(Exercise prompt):
Find how many lines of the records below contain the word "data" and write that number by itself.

++++

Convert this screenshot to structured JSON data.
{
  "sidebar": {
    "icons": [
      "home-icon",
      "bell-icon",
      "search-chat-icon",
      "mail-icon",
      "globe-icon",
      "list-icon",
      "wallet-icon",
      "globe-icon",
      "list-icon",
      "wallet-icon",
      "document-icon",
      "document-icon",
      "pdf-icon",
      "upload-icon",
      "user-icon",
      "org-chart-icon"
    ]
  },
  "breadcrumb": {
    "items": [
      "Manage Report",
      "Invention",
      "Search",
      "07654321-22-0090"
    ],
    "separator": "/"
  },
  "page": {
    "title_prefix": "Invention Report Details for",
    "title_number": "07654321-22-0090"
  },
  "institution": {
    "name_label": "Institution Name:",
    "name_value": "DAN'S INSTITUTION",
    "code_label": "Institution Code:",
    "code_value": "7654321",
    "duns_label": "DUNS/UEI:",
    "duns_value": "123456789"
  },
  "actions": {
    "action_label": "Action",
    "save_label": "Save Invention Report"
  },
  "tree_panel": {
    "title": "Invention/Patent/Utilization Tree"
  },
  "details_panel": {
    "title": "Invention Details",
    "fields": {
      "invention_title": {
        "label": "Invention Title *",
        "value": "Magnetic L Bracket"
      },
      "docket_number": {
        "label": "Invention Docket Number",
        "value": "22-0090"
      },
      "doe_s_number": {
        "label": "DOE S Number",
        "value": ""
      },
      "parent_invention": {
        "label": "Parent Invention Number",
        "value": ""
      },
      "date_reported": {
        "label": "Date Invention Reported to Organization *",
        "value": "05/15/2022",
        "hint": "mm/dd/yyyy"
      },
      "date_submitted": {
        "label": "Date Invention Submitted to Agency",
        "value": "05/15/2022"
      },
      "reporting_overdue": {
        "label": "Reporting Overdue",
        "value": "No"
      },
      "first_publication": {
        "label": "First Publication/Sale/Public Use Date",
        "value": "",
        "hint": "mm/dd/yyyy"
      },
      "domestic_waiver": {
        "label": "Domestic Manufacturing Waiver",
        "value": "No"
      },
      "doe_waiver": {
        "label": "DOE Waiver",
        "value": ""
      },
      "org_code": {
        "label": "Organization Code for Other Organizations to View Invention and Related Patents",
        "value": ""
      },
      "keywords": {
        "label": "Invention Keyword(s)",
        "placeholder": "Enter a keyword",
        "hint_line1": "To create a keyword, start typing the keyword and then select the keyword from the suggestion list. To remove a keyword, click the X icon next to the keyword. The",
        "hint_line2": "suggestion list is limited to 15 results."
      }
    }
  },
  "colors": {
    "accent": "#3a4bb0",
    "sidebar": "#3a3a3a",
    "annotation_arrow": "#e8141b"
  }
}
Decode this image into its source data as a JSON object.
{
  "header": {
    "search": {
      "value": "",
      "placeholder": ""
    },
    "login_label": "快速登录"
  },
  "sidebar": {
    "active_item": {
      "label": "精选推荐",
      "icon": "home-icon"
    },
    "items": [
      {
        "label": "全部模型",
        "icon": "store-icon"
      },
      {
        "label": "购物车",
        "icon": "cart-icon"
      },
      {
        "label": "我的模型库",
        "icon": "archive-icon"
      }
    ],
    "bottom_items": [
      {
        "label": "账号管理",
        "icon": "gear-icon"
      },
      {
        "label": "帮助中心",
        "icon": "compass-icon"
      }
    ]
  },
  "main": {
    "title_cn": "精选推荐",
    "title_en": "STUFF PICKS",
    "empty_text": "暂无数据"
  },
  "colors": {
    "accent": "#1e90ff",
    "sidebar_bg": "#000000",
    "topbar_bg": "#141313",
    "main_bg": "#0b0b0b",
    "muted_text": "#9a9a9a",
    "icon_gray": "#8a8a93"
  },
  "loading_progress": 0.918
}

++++

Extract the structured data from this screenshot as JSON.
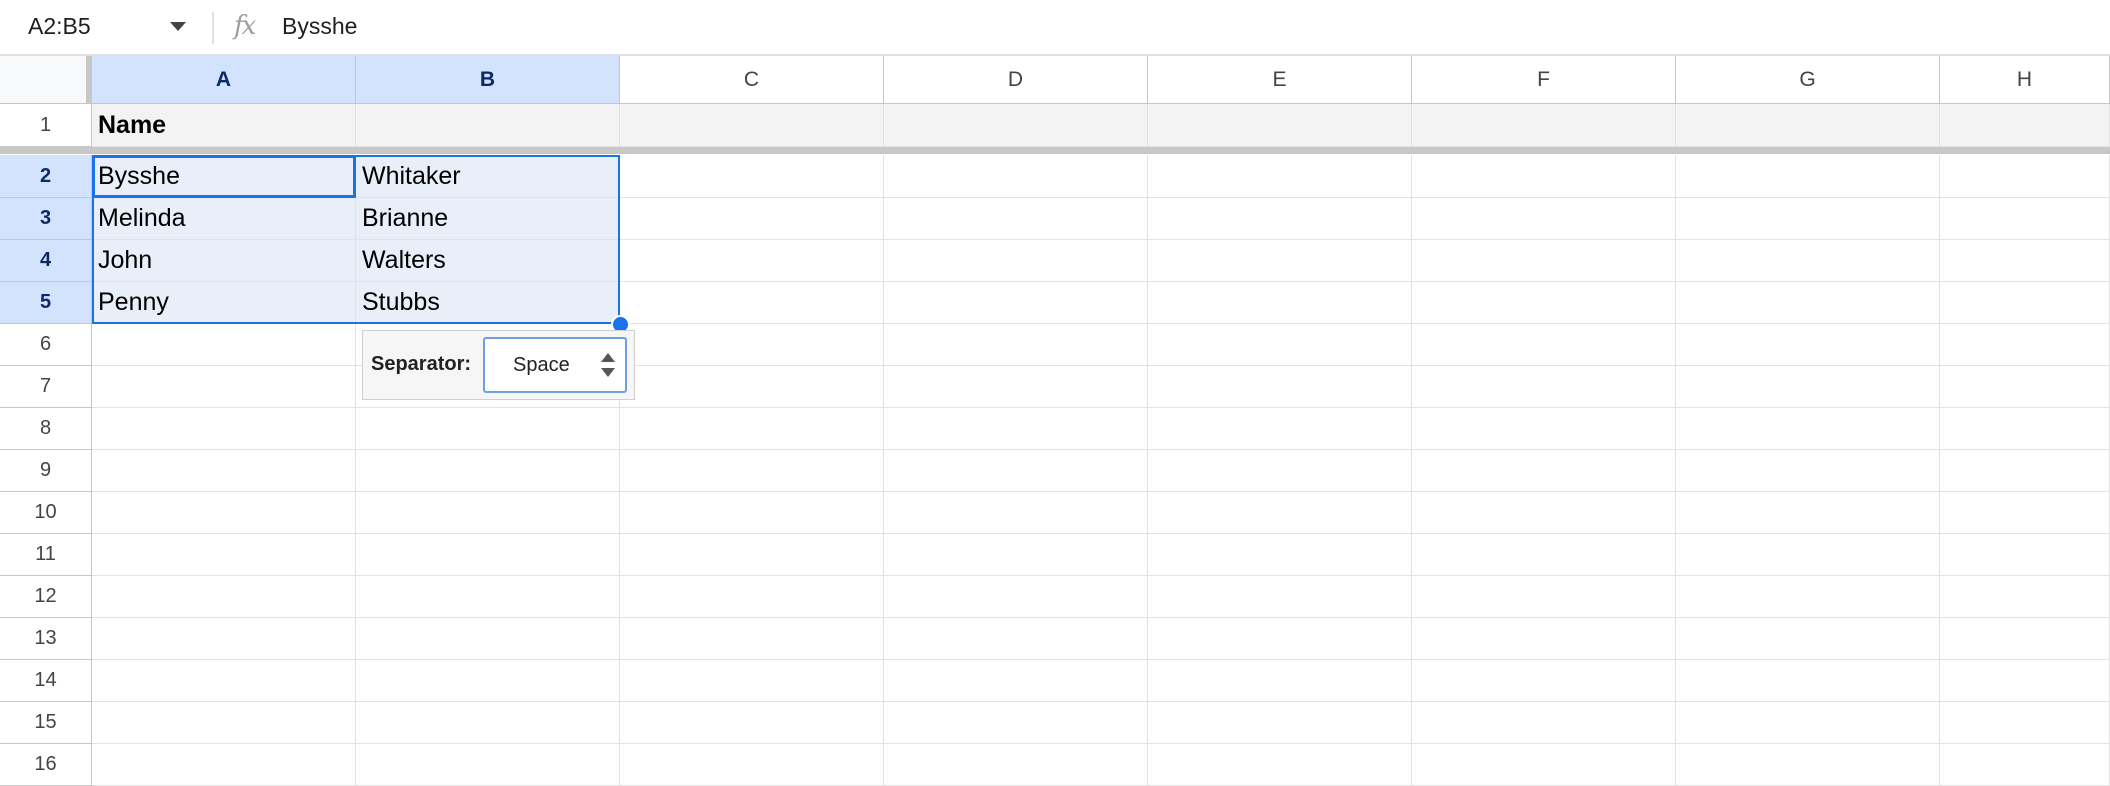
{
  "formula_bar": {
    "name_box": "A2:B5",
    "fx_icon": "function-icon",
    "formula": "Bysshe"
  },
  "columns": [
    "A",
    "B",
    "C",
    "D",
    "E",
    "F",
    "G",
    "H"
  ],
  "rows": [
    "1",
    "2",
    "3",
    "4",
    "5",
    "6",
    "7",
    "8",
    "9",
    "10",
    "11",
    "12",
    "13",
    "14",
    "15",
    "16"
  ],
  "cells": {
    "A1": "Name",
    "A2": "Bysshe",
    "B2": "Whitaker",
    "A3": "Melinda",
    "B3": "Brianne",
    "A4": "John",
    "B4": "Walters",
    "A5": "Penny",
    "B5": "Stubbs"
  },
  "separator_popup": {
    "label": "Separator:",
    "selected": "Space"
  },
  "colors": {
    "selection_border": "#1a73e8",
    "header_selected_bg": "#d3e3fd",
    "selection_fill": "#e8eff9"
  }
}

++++

(Result for this exercise):
3